**INPUT DATA**:
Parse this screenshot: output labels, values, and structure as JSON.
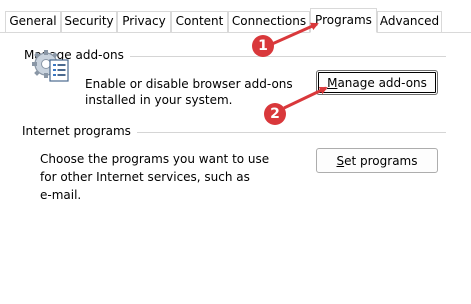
{
  "tabs": [
    {
      "label": "General"
    },
    {
      "label": "Security"
    },
    {
      "label": "Privacy"
    },
    {
      "label": "Content"
    },
    {
      "label": "Connections"
    },
    {
      "label": "Programs"
    },
    {
      "label": "Advanced"
    }
  ],
  "active_tab": "Programs",
  "manage_addons": {
    "group_label": "Manage add-ons",
    "description_line1": "Enable or disable browser add-ons",
    "description_line2": "installed in your system.",
    "button_accel": "M",
    "button_rest": "anage add-ons"
  },
  "internet_programs": {
    "group_label": "Internet programs",
    "description_line1": "Choose the programs you want to use",
    "description_line2": "for other Internet services, such as",
    "description_line3": "e-mail.",
    "button_accel": "S",
    "button_rest": "et programs"
  },
  "annotations": {
    "step1": "1",
    "step2": "2",
    "marker_color": "#d9383b"
  },
  "icons": {
    "addon": "gear-list-icon"
  }
}
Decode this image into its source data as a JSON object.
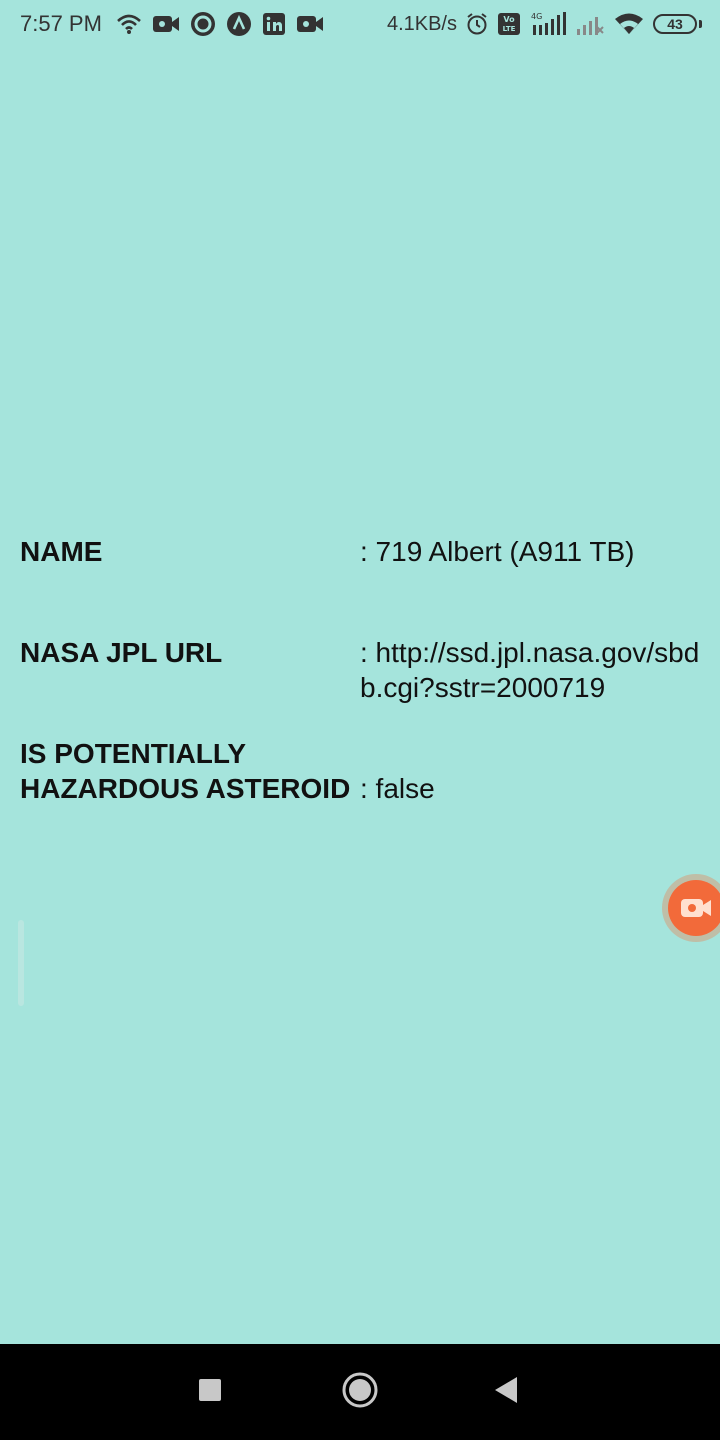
{
  "status_bar": {
    "time": "7:57 PM",
    "net_speed": "4.1KB/s",
    "battery_level": "43",
    "left_icons": [
      "wifi-hotspot-icon",
      "video-camera-icon",
      "circle-app-icon",
      "arrow-app-icon",
      "linkedin-icon",
      "video-camera-icon"
    ],
    "right_icons": [
      "alarm-icon",
      "volte-icon",
      "signal-4g-icon",
      "signal-icon",
      "wifi-icon",
      "battery-icon"
    ]
  },
  "asteroid": {
    "name_label": "NAME",
    "name_value": ": 719 Albert (A911 TB)",
    "url_label": "NASA JPL URL",
    "url_value": ": http://ssd.jpl.nasa.gov/sbdb.cgi?sstr=2000719",
    "hazard_label": "IS POTENTIALLY HAZARDOUS ASTEROID",
    "hazard_value": ": false"
  },
  "floating_button": {
    "icon": "screen-recorder-icon"
  },
  "nav_bar": {
    "buttons": [
      "recents-icon",
      "home-icon",
      "back-icon"
    ]
  },
  "colors": {
    "background": "#a5e4dc",
    "nav_background": "#000000",
    "recorder": "#f26a3a"
  }
}
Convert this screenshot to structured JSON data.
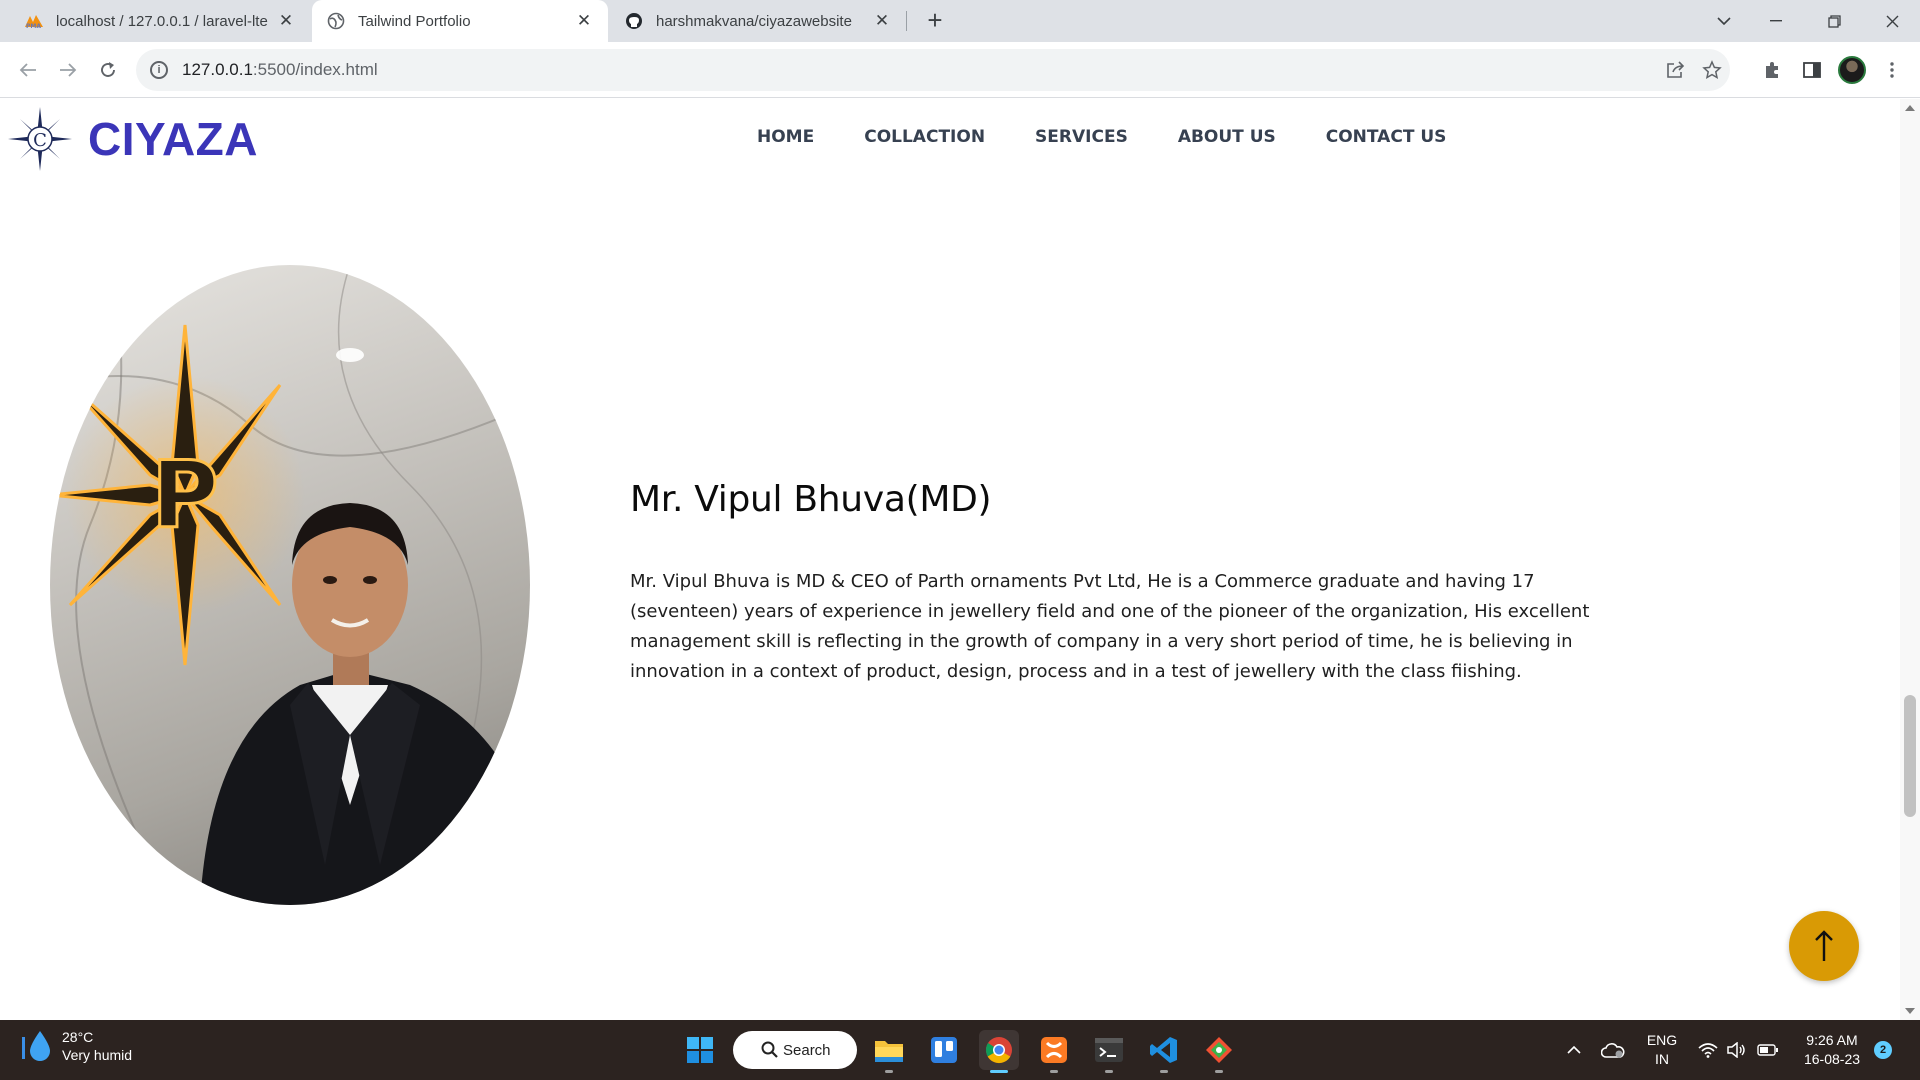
{
  "browser": {
    "tabs": [
      {
        "title": "localhost / 127.0.0.1 / laravel-lte",
        "favicon": "phpmyadmin-icon",
        "active": false
      },
      {
        "title": "Tailwind Portfolio",
        "favicon": "globe-icon",
        "active": true
      },
      {
        "title": "harshmakvana/ciyazawebsite",
        "favicon": "github-icon",
        "active": false
      }
    ],
    "address": {
      "host": "127.0.0.1",
      "rest": ":5500/index.html"
    }
  },
  "site": {
    "brand": "CIYAZA",
    "brand_color": "#3b35b8",
    "nav": [
      "HOME",
      "COLLACTION",
      "SERVICES",
      "ABOUT US",
      "CONTACT US"
    ],
    "profile": {
      "name": "Mr. Vipul Bhuva(MD)",
      "bio": "Mr. Vipul Bhuva is MD & CEO of Parth ornaments Pvt Ltd, He is a Commerce graduate and having 17 (seventeen) years of experience in jewellery field and one of the pioneer of the organization, His excellent management skill is reflecting in the growth of company in a very short period of time, he is believing in innovation in a context of product, design, process and in a test of jewellery with the class fiishing.",
      "logo_letter": "P"
    },
    "scroll_top_color": "#d99a05"
  },
  "taskbar": {
    "weather": {
      "temp": "28°C",
      "condition": "Very humid"
    },
    "search_label": "Search",
    "language": {
      "line1": "ENG",
      "line2": "IN"
    },
    "clock": {
      "time": "9:26 AM",
      "date": "16-08-23"
    },
    "notifications": "2"
  }
}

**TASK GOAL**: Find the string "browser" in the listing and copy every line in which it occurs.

**ANSWER AREA**:
    "description_line1": "Enable or disable browser add-ons",
  "browser": {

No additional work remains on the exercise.